Veteran trainer finds that Working Equitation takes dressage to the next level.

by Cheryl Erpelding

After attending a Working Equitation clinic in North San Diego County last year, Polly Limond was hooked. A top dressage trainer and competitor since the 80s, Polly loved that Working Equitation took dressage to the next level in a very fun way.
Obstacles such as bridges, slaloms, small jumps, and maneuvering around 55 gallon drums are just a few of the challenges that riders are scored on in the various classes offered in the fast-growing discipline that was started in 1996 by riders from Spain, Portugal, France and Italy.

Clinic at River Valley Equestrian Center.


All breeds of horses are welcome. Tack can be from any other sport or discipline. There are several levels beginning at Intro through Masters, the international level that is ridden to music with obstacles spaced at a tighter distance than at the entry levels. The trials include dressage, ease of handling and speed.

Polly attended last year’s Andalusian World Cup show in Las Vegas and spent a great deal of time watching the Working Equitation classes to learn from the competitors. Last month she competed on two of her students’ horses at the Fiesta of the Spanish horse at the Los Angeles Equestrian Center.

On Patti Rust’s Andalusian-cross, Flying Tiger, Polly showed well in dressage and received a 72% in the Novice A class. With Barbara Luck’s Diva’s Lady, Polly won the intermediate B dressage class with a score of 73%.

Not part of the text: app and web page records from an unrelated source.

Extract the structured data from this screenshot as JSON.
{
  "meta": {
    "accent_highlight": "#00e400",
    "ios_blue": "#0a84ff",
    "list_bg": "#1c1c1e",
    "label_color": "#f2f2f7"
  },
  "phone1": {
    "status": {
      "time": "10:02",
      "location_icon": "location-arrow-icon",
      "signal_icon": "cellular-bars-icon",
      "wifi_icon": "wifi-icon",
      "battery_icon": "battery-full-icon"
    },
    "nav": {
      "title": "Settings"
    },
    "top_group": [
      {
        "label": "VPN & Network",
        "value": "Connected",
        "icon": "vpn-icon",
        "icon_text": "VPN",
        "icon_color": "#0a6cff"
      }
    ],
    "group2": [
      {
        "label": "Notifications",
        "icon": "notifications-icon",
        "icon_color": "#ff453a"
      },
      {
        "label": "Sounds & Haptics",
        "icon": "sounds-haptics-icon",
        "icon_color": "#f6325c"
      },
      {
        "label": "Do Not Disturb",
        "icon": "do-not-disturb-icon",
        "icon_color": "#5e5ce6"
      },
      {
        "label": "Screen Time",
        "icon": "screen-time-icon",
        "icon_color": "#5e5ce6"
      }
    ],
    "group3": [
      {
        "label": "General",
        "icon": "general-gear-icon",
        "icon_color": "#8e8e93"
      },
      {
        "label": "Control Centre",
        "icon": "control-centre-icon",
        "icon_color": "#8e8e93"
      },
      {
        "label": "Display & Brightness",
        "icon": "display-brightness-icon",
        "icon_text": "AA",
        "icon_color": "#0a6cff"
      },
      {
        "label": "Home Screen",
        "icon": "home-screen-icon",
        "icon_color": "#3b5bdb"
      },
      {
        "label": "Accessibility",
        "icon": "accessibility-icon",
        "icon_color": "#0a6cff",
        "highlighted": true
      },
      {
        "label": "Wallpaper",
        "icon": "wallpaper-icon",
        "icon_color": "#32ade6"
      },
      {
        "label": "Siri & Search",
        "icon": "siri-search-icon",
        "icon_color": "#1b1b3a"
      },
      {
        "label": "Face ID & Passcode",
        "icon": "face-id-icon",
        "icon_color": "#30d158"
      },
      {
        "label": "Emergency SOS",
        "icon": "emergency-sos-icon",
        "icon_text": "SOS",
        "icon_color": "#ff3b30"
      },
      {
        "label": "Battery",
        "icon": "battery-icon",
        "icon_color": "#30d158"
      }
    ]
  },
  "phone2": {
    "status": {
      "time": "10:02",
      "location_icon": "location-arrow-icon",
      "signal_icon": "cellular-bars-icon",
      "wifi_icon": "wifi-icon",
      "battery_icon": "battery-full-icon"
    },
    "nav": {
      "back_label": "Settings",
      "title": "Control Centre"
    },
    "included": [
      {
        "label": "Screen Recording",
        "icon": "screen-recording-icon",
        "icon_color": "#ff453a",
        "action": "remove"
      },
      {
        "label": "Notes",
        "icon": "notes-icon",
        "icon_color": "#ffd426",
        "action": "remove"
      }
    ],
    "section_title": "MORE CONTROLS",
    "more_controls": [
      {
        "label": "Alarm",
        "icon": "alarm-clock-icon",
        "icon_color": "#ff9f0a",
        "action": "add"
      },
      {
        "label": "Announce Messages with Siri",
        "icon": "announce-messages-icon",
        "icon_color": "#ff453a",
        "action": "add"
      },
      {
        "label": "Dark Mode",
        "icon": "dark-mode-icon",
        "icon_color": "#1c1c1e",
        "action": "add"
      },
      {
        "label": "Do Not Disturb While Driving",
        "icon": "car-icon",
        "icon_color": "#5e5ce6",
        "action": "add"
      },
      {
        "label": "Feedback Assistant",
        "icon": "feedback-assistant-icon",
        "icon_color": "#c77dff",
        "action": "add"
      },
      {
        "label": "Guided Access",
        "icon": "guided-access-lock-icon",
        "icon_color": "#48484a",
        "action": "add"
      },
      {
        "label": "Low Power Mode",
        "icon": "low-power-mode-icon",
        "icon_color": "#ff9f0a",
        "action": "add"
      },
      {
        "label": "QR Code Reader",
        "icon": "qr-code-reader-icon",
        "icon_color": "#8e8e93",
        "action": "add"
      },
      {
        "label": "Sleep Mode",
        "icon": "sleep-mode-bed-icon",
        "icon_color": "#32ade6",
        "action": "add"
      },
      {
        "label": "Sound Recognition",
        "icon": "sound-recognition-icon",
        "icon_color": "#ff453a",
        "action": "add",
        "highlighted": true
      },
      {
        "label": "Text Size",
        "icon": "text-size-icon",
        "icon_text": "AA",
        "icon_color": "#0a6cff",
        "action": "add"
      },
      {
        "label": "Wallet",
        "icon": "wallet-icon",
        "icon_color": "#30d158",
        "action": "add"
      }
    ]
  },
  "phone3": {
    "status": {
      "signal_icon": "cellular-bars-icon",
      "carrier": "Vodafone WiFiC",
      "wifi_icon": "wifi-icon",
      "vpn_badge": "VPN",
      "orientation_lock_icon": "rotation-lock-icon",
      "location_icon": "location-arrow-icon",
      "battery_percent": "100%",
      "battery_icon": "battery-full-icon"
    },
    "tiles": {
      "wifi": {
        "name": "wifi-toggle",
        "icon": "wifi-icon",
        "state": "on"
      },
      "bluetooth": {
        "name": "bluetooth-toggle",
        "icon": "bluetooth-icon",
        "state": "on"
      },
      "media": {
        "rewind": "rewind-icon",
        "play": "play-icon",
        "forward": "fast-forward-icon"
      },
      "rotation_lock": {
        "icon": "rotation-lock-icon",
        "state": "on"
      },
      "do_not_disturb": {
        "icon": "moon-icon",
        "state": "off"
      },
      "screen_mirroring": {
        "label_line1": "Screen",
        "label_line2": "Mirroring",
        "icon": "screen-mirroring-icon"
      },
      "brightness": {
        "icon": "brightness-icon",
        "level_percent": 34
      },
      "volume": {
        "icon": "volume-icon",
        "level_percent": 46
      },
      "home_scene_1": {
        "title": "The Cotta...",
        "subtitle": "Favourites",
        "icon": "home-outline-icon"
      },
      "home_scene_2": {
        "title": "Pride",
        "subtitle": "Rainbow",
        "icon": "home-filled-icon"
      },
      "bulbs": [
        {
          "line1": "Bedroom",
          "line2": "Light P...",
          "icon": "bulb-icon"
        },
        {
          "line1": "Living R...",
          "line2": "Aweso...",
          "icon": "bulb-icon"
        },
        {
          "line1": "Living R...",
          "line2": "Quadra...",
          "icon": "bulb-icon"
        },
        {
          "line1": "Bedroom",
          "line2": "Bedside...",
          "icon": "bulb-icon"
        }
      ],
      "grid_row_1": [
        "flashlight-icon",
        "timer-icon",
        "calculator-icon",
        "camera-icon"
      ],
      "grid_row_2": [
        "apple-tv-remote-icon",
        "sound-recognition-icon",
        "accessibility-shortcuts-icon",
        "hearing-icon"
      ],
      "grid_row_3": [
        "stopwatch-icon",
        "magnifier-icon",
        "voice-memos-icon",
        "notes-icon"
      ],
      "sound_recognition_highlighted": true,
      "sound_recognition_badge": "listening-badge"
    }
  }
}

There can be up to 23 different obstacles and each obstacle gets a score similar to a dressage test movement. The dressage class is held in a short dressage court and the movements come up quickly. The philosophy is that the sport emulates ranch work with the emphasis placed on speed, ease of handling, efficient work through the obstacles, collection and harmony.

One part of the Working Equitation is walking the course with the judge and the TD prior to the Ease of Handling trial. The competitors can ask questions on what is the best way to tackle an obstacle.

Course designers can set courses how they want, but there are rules on obstacles. For example: drums must be set 10’ apart. Some of the obstacles include using a “garrocha,” which is a lance or pole. Riders may have to spear a ring on an obstacle. A 10-meter pen, which sometimes contains real livestock, can be an obstacle a competitor must face. Ringing a bell, side passing obstacles and maneuvering in a cloverleaf pattern around the drums are some of the tests in Working Equitation competition.

Patti Rust’s Flying Tiger.

Barb Luck’s imported German Riding Pony Diva’s Lady

Polly and many others in California are getting super excited about this fun and challenging new discipline and they are working hard to grow the sport on the West Coast. The inclusiveness and the crowd-pleasing aspects of Working Equitation are driving the growth.

Polly joined the Pedro Torres Academy of Working Equitation last year and did a five-day training session with Nuño Matos from Portugal, who will be in San Diego again May 17-19 at Creek Hollow Ranch in Ramona. She also attended a 5-day judges seminar in Oregon in March and hopes to be certified by WE United as a Working Equitation judge.

Polly is now serving on the board as Working Equitation United’s Region 2 Director. She is excited that her organization is promoting her new sport and offered a rated show at Creek Hollow Ranch last month with a three-day clinic prior to the show, with another rated show coming up June 24 and Creek Hollow Ranch.

To find out more about Working Equitation contact Polly: 619-559-3079 or e-mail  This e-mail address is being protected from spambots. You need JavaScript enabled to view it .'; document.write( '' ); document.write( addy_text18422 ); document.write( '<\/a>' ); //--> This e-mail address is being protected from spambots. You need JavaScript enabled to view it


Polly and Prince of Peace return the Garrocha pole to the barrel. Photo: Erpelding Photography

Cassandra and Arjen Fanslyp spearing the ring on the bull. Photo: Erpelding Photography

Creek Hollow Ranch in Ramona hosted its first recognized Working Equitation Show last month - May 20.  Several riders turned out to compete and test themselves in this fun and fast growing new sport.
• Sarah Pinney and Cielo in Introductory level.
• Polly Limond and Flying Tiger in Novice A.
• Cassandra Adama and Arjen Fanslyp in Intermediate A.